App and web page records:

-=-=-

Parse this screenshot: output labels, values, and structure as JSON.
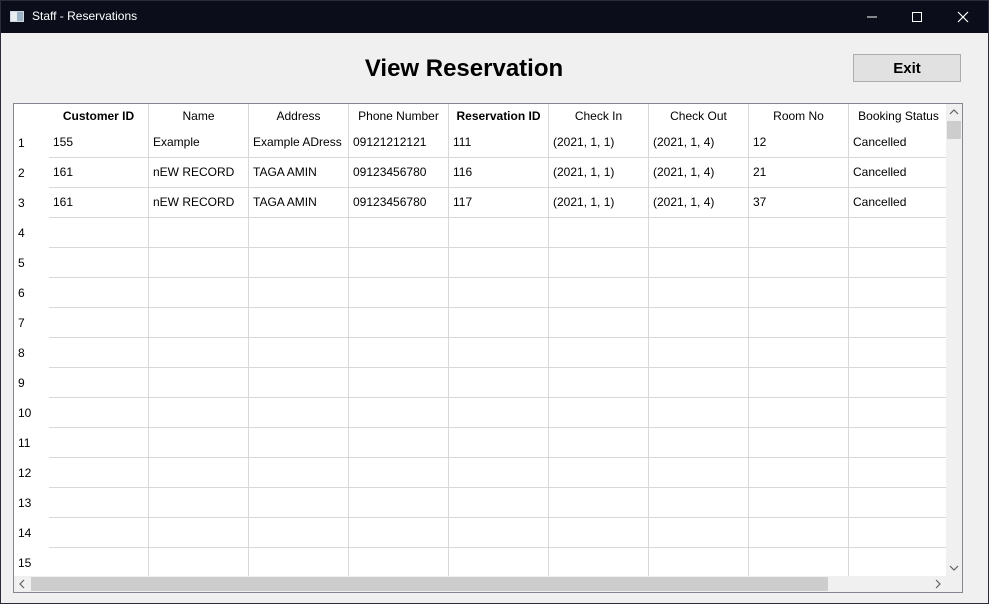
{
  "window": {
    "title": "Staff - Reservations"
  },
  "page": {
    "heading": "View Reservation",
    "exit_label": "Exit"
  },
  "table": {
    "columns": [
      {
        "label": "Customer ID",
        "bold": true
      },
      {
        "label": "Name",
        "bold": false
      },
      {
        "label": "Address",
        "bold": false
      },
      {
        "label": "Phone Number",
        "bold": false
      },
      {
        "label": "Reservation ID",
        "bold": true
      },
      {
        "label": "Check In",
        "bold": false
      },
      {
        "label": "Check Out",
        "bold": false
      },
      {
        "label": "Room No",
        "bold": false
      },
      {
        "label": "Booking Status",
        "bold": false
      }
    ],
    "row_numbers": [
      "1",
      "2",
      "3",
      "4",
      "5",
      "6",
      "7",
      "8",
      "9",
      "10",
      "11",
      "12",
      "13",
      "14",
      "15"
    ],
    "rows": [
      [
        "155",
        "Example",
        "Example ADress",
        "09121212121",
        "111",
        "(2021, 1, 1)",
        "(2021, 1, 4)",
        "12",
        "Cancelled"
      ],
      [
        "161",
        "nEW RECORD",
        "TAGA AMIN",
        "09123456780",
        "116",
        "(2021, 1, 1)",
        "(2021, 1, 4)",
        "21",
        "Cancelled"
      ],
      [
        "161",
        "nEW RECORD",
        "TAGA AMIN",
        "09123456780",
        "117",
        "(2021, 1, 1)",
        "(2021, 1, 4)",
        "37",
        "Cancelled"
      ]
    ]
  },
  "icons": {
    "app": "app-window-icon",
    "minimize": "minimize-icon",
    "maximize": "maximize-icon",
    "close": "close-icon",
    "scroll_up": "chevron-up-icon",
    "scroll_down": "chevron-down-icon",
    "scroll_left": "chevron-left-icon",
    "scroll_right": "chevron-right-icon"
  }
}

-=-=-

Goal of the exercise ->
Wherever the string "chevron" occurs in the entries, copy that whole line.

Solution to this task ->
    "scroll_up": "chevron-up-icon",
    "scroll_down": "chevron-down-icon",
    "scroll_left": "chevron-left-icon",
    "scroll_right": "chevron-right-icon"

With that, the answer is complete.